Being such a strong unified album, it was inevitable that the bonus tracks, added on the 1994 reissue, would detract from the listening experience. It also didn’t help that some of the better B-sides from the period were not included. This would be rectified somewhat with the 2002 Rhino version, which put all the bonus tracks (including most, but not all, of the Ryko bonuses) on a second disc that gives a nice peek into the works-in-progress. Some of these alternates are fascinating (the “Barry White” version of “Town Cryer” is a scream), others show that he was right to redo them, and the demos demonstrate how much he already had in place before bringing the band in.

Elvis Costello & The Attractions Imperial Bedroom (1982)—5
1994 Rykodisc: same as 1982, plus 9 extra tracks
2002 Rhino: same as 1982, plus 23 extra tracks


  1. you'd love the new radio station out here in la-la land.
    not only do i get to listen to no hiding place off the new elvis album, but i also get jason mraz's new songs, steve winwood's new tracks, and almost the whole mudcrutch album
    (this just in, tom petty is not getting better as a song writer)

    why do i bring this up?

    i wonder where you stand on steve winwood. i mean, he has an undeniably talent, but he also sold michelob.
    how does the author of everybody's dummy feel about this?

    (i listen to hey hey what can i do as i ask. ah, led zeppelin. 3/4 of a great band. i wish they had either better song writing capabilities or a lead singer who didn't sound the same on every damn song.)

  2. Steve Winwood has a classic voice and undeniable talent on his instruments. Unfortunately, he wasted those talents on pop for the better part of fifteen years. That said, you can look forward to an Everybody's Dummy series on Traffic, with a detour into Blind Faith.

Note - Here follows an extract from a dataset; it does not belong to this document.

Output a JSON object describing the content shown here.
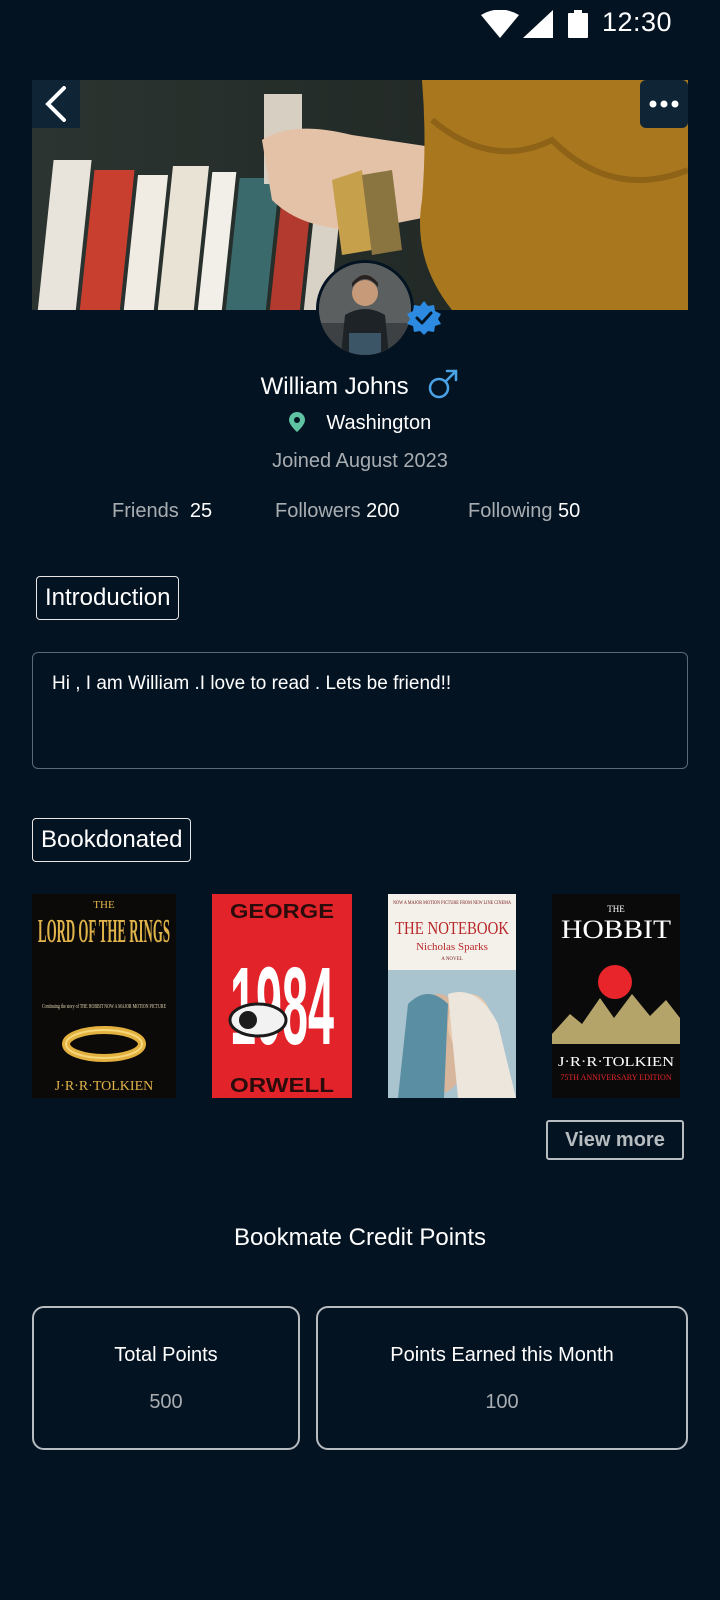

    As for Robert Plant, you make a good point. However, since that voice -- and what a voice, one that launched Heart, along with too many hair metal bands -- was his instrument, he had to sound the same most of the time (not all of the time). One thing that's impressed me about him of late is not only that he's been exploring music other than that which put him on the map, but aging has forced him to explore his lower register, which has led to some very interesting recordings. You can also expect to see an Everybody's Dummy series on not only Led Zeppelin, but various notable post-LZ releases in turn.

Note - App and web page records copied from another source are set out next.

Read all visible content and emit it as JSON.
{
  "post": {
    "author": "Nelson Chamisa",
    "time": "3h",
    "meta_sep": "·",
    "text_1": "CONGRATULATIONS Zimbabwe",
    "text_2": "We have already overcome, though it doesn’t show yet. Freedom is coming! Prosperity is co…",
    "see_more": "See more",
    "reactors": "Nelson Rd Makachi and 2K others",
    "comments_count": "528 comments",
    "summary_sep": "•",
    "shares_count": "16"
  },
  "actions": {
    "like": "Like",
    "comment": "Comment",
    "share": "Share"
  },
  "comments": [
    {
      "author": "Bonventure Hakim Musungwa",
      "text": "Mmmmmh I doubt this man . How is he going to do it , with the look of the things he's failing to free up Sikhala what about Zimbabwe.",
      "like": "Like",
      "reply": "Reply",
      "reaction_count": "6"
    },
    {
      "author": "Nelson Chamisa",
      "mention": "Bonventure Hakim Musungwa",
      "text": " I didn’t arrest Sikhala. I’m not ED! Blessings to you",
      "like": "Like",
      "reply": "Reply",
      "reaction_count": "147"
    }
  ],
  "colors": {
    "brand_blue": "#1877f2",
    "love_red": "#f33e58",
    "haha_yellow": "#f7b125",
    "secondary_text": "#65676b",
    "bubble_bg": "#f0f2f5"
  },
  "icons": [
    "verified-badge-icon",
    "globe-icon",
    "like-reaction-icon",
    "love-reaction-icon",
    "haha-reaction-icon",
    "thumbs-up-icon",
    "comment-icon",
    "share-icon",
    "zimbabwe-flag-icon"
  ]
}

  3. "...but he also sold michelob."

    Just to play Devil's Advocate, Frank Sinatra also sold Michelob, but I doubt many people would hold him, his music or his legacy in lesser esteem because of that fact.

    Not that Winwood is/was on the same plane as Sinatra, but I'm just sayin'...


  4. Winwood had already started to bug me by the time he sold Michelob, so I see no foul there. But I think that was the same year Clapton sold Michelob, before he'd finished rehab.

    Lots of people sold out, both on the way up and after they'd been established. That's one reason why I'm dreading the upcoming Who/Pete Townshend series right here on Everybody's Dummy.

  5. I agree about Robert Plant. Never got him. Liked the rest of the band. Wish they did more instrumental songs. I'd have enjoyed them more.

    As for the Winwood/Sinatra/Michelob debate, I have but one thing to add.

    I like Michelob.